Navy to order 6 more patrol vessels from South Korea.
MANILA, Philippines — The Philippines will order six offshore patrol vessels (OPVs) for P30 billion from South Korean shipbuilder Hyundai Heavy Industries (HHI) to boost its capability to protect national interests, particularly in the West Philippine Sea.
“I’m waiting for the Navy to finalize the terms of reference….We are close to issuing (the notice of award). I hope I can sign the contract before I leave office [on June 30]. The Navy has chosen Hyundai Heavy Industries to build the OPVs,” Defense Secretary Delfin Lorenzana told reporters on the sidelines of the Philippine Navy anniversary on Friday.
Boost inadequate fleet
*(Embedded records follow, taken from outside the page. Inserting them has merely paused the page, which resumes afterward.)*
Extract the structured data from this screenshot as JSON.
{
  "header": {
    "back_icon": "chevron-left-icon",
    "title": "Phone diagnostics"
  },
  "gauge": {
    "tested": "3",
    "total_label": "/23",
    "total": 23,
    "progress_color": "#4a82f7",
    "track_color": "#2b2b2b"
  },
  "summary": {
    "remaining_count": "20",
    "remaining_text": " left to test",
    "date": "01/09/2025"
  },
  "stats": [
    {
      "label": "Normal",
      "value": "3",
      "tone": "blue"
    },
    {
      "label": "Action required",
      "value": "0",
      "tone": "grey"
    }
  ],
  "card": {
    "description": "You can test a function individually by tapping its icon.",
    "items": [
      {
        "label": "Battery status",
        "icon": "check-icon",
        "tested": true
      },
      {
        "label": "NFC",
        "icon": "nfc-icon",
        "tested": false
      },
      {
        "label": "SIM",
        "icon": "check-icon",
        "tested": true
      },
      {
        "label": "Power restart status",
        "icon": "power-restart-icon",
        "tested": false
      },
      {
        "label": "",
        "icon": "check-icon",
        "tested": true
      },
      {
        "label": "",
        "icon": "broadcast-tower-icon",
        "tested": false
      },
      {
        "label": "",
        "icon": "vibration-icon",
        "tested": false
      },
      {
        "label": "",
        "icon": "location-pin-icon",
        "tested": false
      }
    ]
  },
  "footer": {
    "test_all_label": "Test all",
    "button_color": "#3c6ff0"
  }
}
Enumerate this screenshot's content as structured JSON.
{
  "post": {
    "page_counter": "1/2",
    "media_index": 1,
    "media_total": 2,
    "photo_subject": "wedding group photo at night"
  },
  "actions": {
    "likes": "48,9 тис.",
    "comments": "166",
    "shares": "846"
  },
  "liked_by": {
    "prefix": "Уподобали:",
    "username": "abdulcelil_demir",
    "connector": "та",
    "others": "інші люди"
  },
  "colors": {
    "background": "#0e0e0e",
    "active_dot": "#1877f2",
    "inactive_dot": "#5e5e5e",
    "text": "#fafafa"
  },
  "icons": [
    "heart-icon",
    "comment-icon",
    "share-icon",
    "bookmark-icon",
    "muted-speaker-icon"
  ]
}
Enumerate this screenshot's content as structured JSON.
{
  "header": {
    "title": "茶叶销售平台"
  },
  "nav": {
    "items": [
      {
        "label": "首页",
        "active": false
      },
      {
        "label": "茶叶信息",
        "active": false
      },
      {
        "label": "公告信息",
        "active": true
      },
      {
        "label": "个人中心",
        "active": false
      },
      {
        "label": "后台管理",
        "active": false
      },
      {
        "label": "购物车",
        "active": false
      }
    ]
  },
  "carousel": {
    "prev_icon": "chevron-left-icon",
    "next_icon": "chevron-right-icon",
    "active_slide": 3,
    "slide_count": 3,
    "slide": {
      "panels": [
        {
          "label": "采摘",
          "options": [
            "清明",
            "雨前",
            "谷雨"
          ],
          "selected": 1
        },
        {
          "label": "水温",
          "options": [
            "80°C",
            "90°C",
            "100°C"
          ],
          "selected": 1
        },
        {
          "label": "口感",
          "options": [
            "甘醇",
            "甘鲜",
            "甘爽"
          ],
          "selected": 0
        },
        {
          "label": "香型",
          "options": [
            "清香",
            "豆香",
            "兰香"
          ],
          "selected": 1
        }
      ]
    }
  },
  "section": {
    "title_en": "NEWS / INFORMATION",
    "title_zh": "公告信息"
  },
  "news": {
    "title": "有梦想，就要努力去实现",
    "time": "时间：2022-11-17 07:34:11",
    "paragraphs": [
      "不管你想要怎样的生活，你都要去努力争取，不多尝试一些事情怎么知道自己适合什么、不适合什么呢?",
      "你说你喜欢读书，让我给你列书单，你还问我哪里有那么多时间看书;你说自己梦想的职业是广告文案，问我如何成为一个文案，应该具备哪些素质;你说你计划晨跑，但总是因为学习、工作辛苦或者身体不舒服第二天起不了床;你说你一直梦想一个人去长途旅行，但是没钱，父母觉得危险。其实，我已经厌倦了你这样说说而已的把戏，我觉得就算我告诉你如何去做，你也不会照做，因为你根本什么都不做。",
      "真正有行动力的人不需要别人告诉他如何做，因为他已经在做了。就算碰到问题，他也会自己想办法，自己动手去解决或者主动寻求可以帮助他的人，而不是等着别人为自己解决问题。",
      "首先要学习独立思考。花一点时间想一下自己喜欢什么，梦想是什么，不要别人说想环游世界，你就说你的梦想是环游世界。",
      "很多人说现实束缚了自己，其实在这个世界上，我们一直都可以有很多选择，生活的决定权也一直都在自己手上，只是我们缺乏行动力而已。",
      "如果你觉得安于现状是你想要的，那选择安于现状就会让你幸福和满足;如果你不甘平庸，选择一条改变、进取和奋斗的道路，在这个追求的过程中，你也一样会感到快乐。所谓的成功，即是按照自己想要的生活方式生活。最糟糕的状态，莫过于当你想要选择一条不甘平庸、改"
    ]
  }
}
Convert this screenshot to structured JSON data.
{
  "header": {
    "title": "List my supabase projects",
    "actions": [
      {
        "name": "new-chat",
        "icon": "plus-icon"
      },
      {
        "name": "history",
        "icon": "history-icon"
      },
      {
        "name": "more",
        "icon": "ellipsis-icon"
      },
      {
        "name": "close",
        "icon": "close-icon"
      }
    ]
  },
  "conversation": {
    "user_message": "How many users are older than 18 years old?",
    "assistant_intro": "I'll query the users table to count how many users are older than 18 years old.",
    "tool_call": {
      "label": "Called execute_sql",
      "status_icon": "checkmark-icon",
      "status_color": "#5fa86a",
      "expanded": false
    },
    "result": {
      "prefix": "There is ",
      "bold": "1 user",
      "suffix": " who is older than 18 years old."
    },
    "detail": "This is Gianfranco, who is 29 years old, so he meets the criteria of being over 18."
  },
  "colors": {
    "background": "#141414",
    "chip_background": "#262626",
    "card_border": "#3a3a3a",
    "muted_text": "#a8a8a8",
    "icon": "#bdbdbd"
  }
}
Hyundai’s OPV offer is based on the HDP-1500 Neo design, which was presented at the Asia Defense and Security 2022 exhibition held in Manila last month. With an overall length of 81 meters, a displacement of 1,700 tons and a maximum speed of 21 knots, the new patrol ships are expected to be armed with 76mm naval guns and autocannons in remote controlled weapon stations.
They will also have provisions for antiship missile launchers, torpedo launchers, and a short range air defense system. They are seen as a boost to the Navy’s inadequate fleet, which saw the decommissioning of World War II-era vessels starting in 2020 without immediate replacements. The ships will be delivered yearly in batches of two, with the first batch expected to arrive four years after the contract signing.
Lorenzana said he hoped the incoming administration would continue the military’s modernization program.
The South Korean government is expected to hand over an additional refurbished Pohang-class corvette with the purchase of the OPVs, said a security official with knowledge of the deal’s details but not authorized to speak to the media. The Navy is also awaiting the transfer of a decommissioned Pohang-class corvette after the Philippines ordered two corvettes from HHI in December.
Hyundai—one of the world’s largest shipbuilders—beat Turkey’s ASFAT, its biggest rival for the Navy’s OPV acquisition project. Australian shipbuilder Austal was initially the preferred supplier since 2018, but the Department of Defense scrapped its plans in March after the former raised the price from P30 billion to P42 billion due to rising production costs.
The security official told the Inquirer that from May 10 to 14, the Navy conducted a postqualification inspection for the OPVs in South Korea and a recommendation to the special bids and awards committee was made on Friday.
The impending contract with HHI will be the third for the Philippine government, following a deal in December for two corvettes worth P25 billion. The first deal, signed six years ago for two missile-capable frigates now known as Jose Rizal-class frigates worth P16 billion, was marred with controversies over the selection of combat management systems, prompting South Korea’s Ministry of Defense to settle the dispute.
The Korean government is also expected to turn over a refurbished K136 Kooryong multiple launch rocket system to the military next month.
A 10-man contingent from the Philippine Army and Philippine Marine Corps—the end users of the system—left for South Korea early this month to undergo training on its maintenance, operation and live firing, a defense official told the Inquirer.
Seoul is donating 22 K1361A rocket launchers, 22 KM809A1 rocket launcher trucks, 22 M60 ammunition carrier trucks and over 50,000 rocket ammunition to the military as excess defense articles.
The Philippine Coast Guard (PCG), on the other hand, will be getting an addition to its maritime assets with the arrival of its second 97-meter multirole response vessel (MRRV) next month.
The newest arrival will be named BRP Melchora Aquino. The first one, the BRP Teresa Magbanua, was recently commissioned into service.
According to the PCG, the second vessel is now at Shimonoseki Shipyard in Yamaguchi Prefecture in Japan, undergoing the last “harbor acceptance test and inspection.”
An inspection team will assess its functionality, quality and acceptability of works, equipment, machinery, parts and systems to ensure that technical specifications in the contract have been fully complied with.
The vessel will leave Japan on May 27 and is expected to arrive in the country on June 1.
Like BRP Teresa Magbanua, BRP Melchora Aquino was modeled after the Kunigami-class vessel of the Japanese Coast Guard, with a speed of 24 knots.
Able to withstand harsh weather conditions, it has also a maximum endurance of 7,408 kilometers (4,000 nautical miles), which makes it capable of conducting sustained maritime patrols in the country’s maritime jurisdiction.
The MRRVs will be used to strengthen the PCG’s maritime security, safety, law enforcement, search and rescue, and marine environmental protection capabilities.
In an earlier interview, PCG spokesperson Commodore Armand Balilo said that part of the new ships’ deployment would be the West Philippine Sea.
They can be deployed for longer period of time, around 15 to 20 days, compared to three to five days for the PCG’s other ships.
The new vessels were acquired by the Department of Transportation for the PCG under the Maritime Safety Capability Improvement Project Phase II project, funded by an Official Development Assistance loan from the Japan International Cooperation Agency.